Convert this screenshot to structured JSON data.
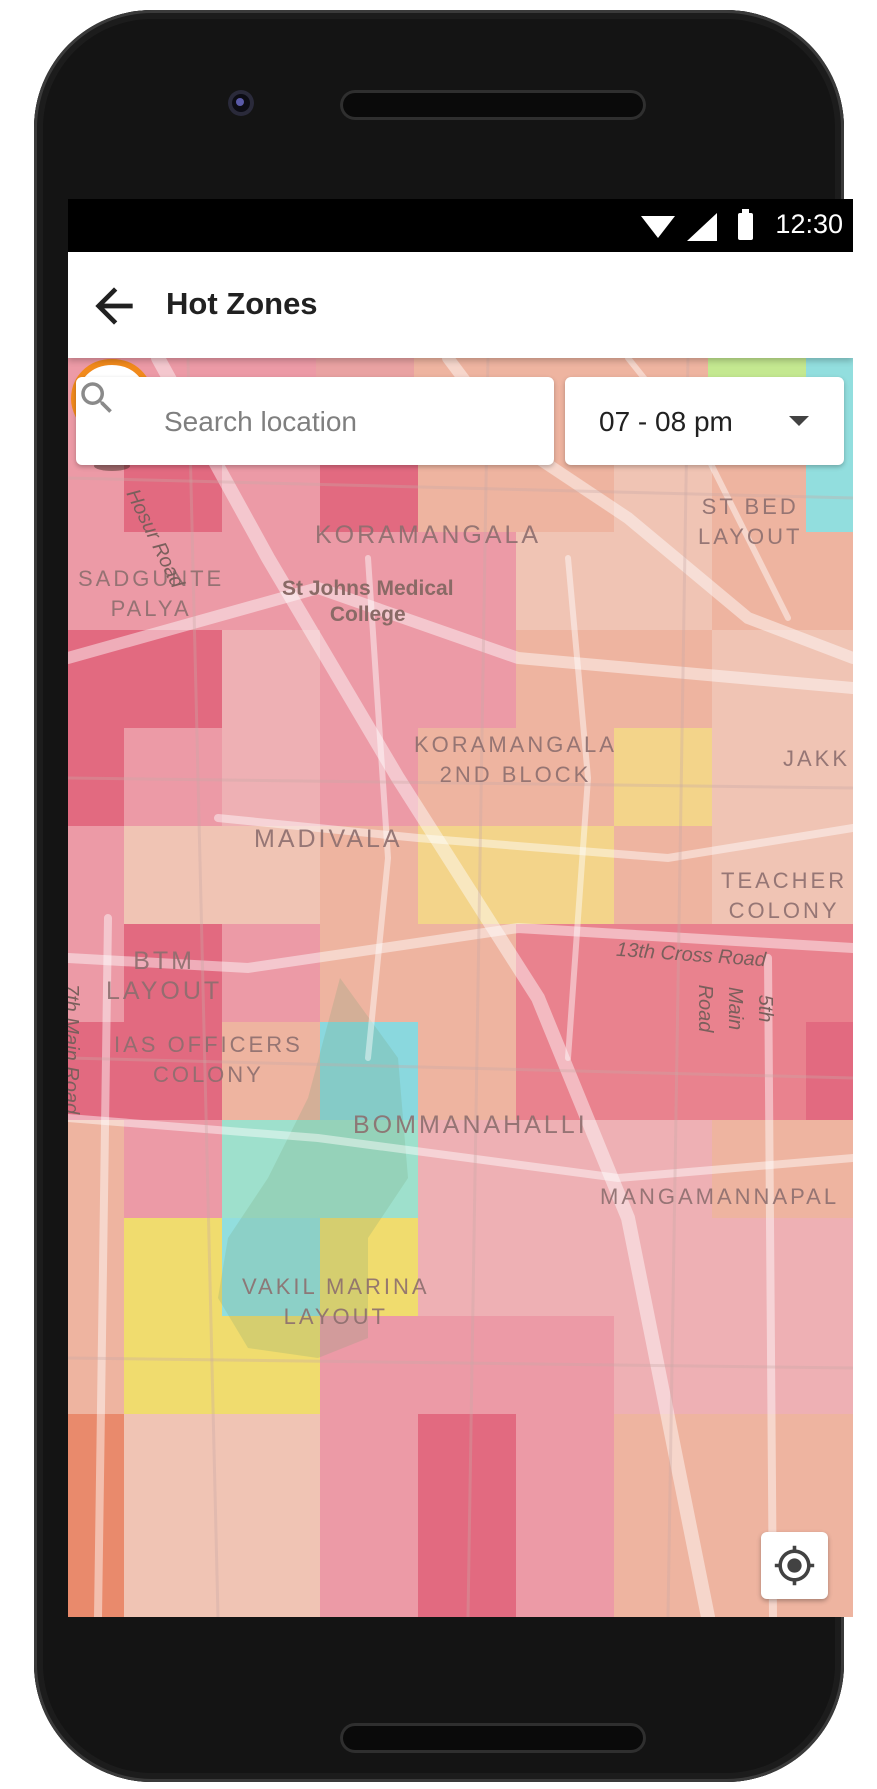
{
  "status_bar": {
    "time": "12:30"
  },
  "app_bar": {
    "title": "Hot Zones",
    "back_icon": "arrow-left-icon"
  },
  "search": {
    "placeholder": "Search location",
    "icon": "search-icon"
  },
  "time_filter": {
    "selected": "07 - 08 pm",
    "icon": "caret-down-icon"
  },
  "map": {
    "labels": {
      "koramangala": "KORAMANGALA",
      "st_bed_layout": "ST BED\nLAYOUT",
      "sadgunte_palya": "SADGUNTE\nPALYA",
      "st_johns": "St Johns Medical\nCollege",
      "koramangala_2nd_block": "KORAMANGALA\n2ND BLOCK",
      "jakk": "JAKK",
      "madivala": "MADIVALA",
      "teacher_colony": "TEACHER\nCOLONY",
      "btm_layout": "BTM\nLAYOUT",
      "ias_officers_colony": "IAS OFFICERS\nCOLONY",
      "bommanahalli": "BOMMANAHALLI",
      "mangamannapal": "MANGAMANNAPAL",
      "vakil_marina_layout": "VAKIL MARINA\nLAYOUT",
      "hosur_road": "Hosur Road",
      "thirteenth_cross_road": "13th Cross Road",
      "fifth_main_road": "5th Main Road",
      "seventh_main_road": "7th Main Road"
    },
    "zone_colors": {
      "very_high": "#e26a80",
      "high": "#ec9aa6",
      "medium_high": "#eeb0b4",
      "medium": "#eeb4a0",
      "low": "#f3d48a",
      "very_low": "#f0dc6e",
      "none": "#92dede",
      "green": "#c4e890"
    },
    "marker_icon": "delivery-scooter-pin-icon",
    "marker_color": "#f18a1c"
  },
  "locate_button": {
    "icon": "my-location-icon"
  }
}
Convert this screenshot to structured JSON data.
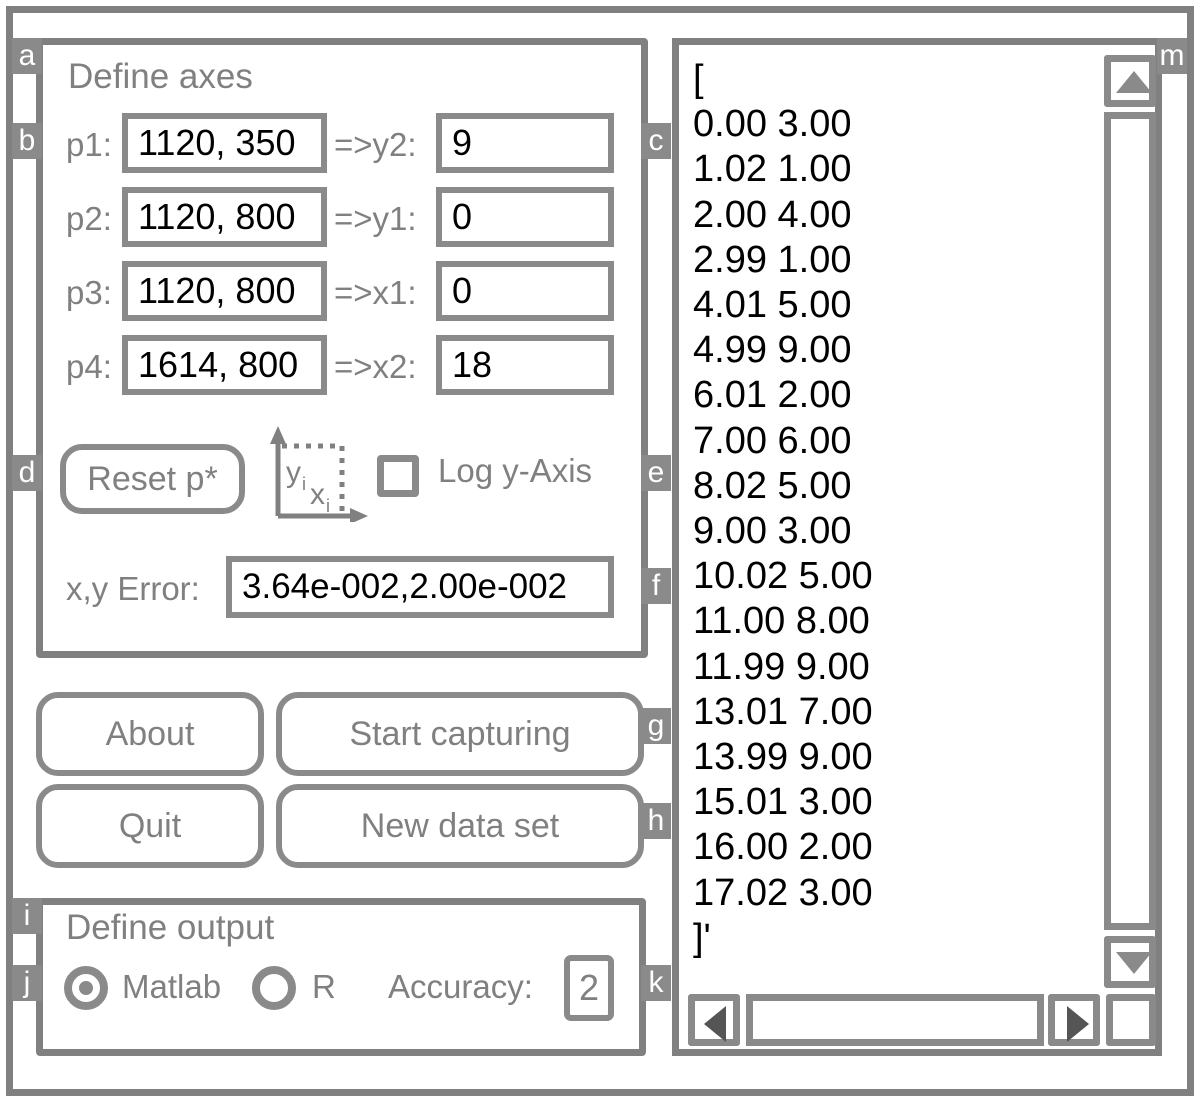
{
  "colors": {
    "frame": "#808080",
    "control_border": "#8a8a8a",
    "label_text": "#808080",
    "value_text": "#000000",
    "tag_bg": "#8a8a8a",
    "tag_text": "#ffffff",
    "background": "#ffffff"
  },
  "axes_panel": {
    "title": "Define axes",
    "rows": [
      {
        "point_label": "p1:",
        "point_value": "1120, 350",
        "map_label": "=>y2:",
        "map_value": "9"
      },
      {
        "point_label": "p2:",
        "point_value": "1120, 800",
        "map_label": "=>y1:",
        "map_value": "0"
      },
      {
        "point_label": "p3:",
        "point_value": "1120, 800",
        "map_label": "=>x1:",
        "map_value": "0"
      },
      {
        "point_label": "p4:",
        "point_value": "1614, 800",
        "map_label": "=>x2:",
        "map_value": "18"
      }
    ],
    "reset_button": "Reset p*",
    "axis_icon": {
      "y_label": "y",
      "y_sub": "i",
      "x_label": "x",
      "x_sub": "i"
    },
    "log_checkbox": {
      "label": "Log y-Axis",
      "checked": false
    },
    "error": {
      "label": "x,y Error:",
      "value": "3.64e-002,2.00e-002"
    }
  },
  "actions": {
    "about": "About",
    "start_capturing": "Start capturing",
    "quit": "Quit",
    "new_data_set": "New data set"
  },
  "output_panel": {
    "title": "Define output",
    "options": [
      {
        "label": "Matlab",
        "selected": true
      },
      {
        "label": "R",
        "selected": false
      }
    ],
    "accuracy_label": "Accuracy:",
    "accuracy_value": "2"
  },
  "data_list": {
    "text": "[\n0.00 3.00\n1.02 1.00\n2.00 4.00\n2.99 1.00\n4.01 5.00\n4.99 9.00\n6.01 2.00\n7.00 6.00\n8.02 5.00\n9.00 3.00\n10.02 5.00\n11.00 8.00\n11.99 9.00\n13.01 7.00\n13.99 9.00\n15.01 3.00\n16.00 2.00\n17.02 3.00\n]'",
    "open_bracket": "[",
    "close_bracket": "]'",
    "points": [
      {
        "x": "0.00",
        "y": "3.00"
      },
      {
        "x": "1.02",
        "y": "1.00"
      },
      {
        "x": "2.00",
        "y": "4.00"
      },
      {
        "x": "2.99",
        "y": "1.00"
      },
      {
        "x": "4.01",
        "y": "5.00"
      },
      {
        "x": "4.99",
        "y": "9.00"
      },
      {
        "x": "6.01",
        "y": "2.00"
      },
      {
        "x": "7.00",
        "y": "6.00"
      },
      {
        "x": "8.02",
        "y": "5.00"
      },
      {
        "x": "9.00",
        "y": "3.00"
      },
      {
        "x": "10.02",
        "y": "5.00"
      },
      {
        "x": "11.00",
        "y": "8.00"
      },
      {
        "x": "11.99",
        "y": "9.00"
      },
      {
        "x": "13.01",
        "y": "7.00"
      },
      {
        "x": "13.99",
        "y": "9.00"
      },
      {
        "x": "15.01",
        "y": "3.00"
      },
      {
        "x": "16.00",
        "y": "2.00"
      },
      {
        "x": "17.02",
        "y": "3.00"
      }
    ]
  },
  "tags": {
    "a": "a",
    "b": "b",
    "c": "c",
    "d": "d",
    "e": "e",
    "f": "f",
    "g": "g",
    "h": "h",
    "i": "i",
    "j": "j",
    "k": "k",
    "m": "m"
  }
}
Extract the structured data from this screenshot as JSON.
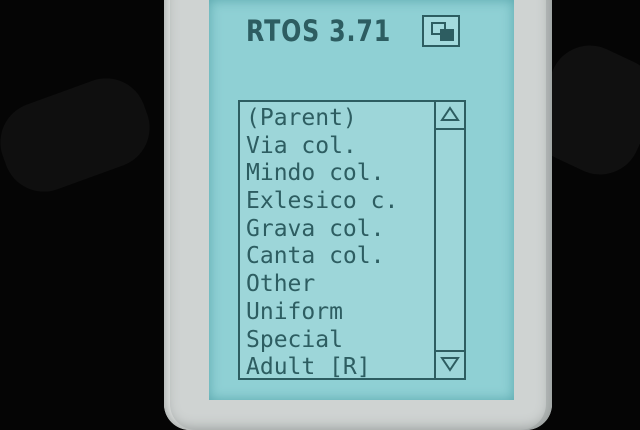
{
  "device": {
    "title": "RTOS 3.71"
  },
  "window_button": {
    "icon": "window-restore-icon"
  },
  "list": {
    "items": [
      "(Parent)",
      "Via col.",
      "Mindo col.",
      "Exlesico c.",
      "Grava col.",
      "Canta col.",
      "Other",
      "Uniform",
      "Special",
      "Adult [R]"
    ]
  },
  "scrollbar": {
    "up_icon": "triangle-up-icon",
    "down_icon": "triangle-down-icon"
  },
  "colors": {
    "screen": "#8fd0d4",
    "ink": "#2d5d61",
    "casing": "#cfd3d2"
  }
}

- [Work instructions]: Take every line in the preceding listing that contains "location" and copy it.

- [Task solution]:
    "placeholder": "Search location",
    "icon": "my-location-icon"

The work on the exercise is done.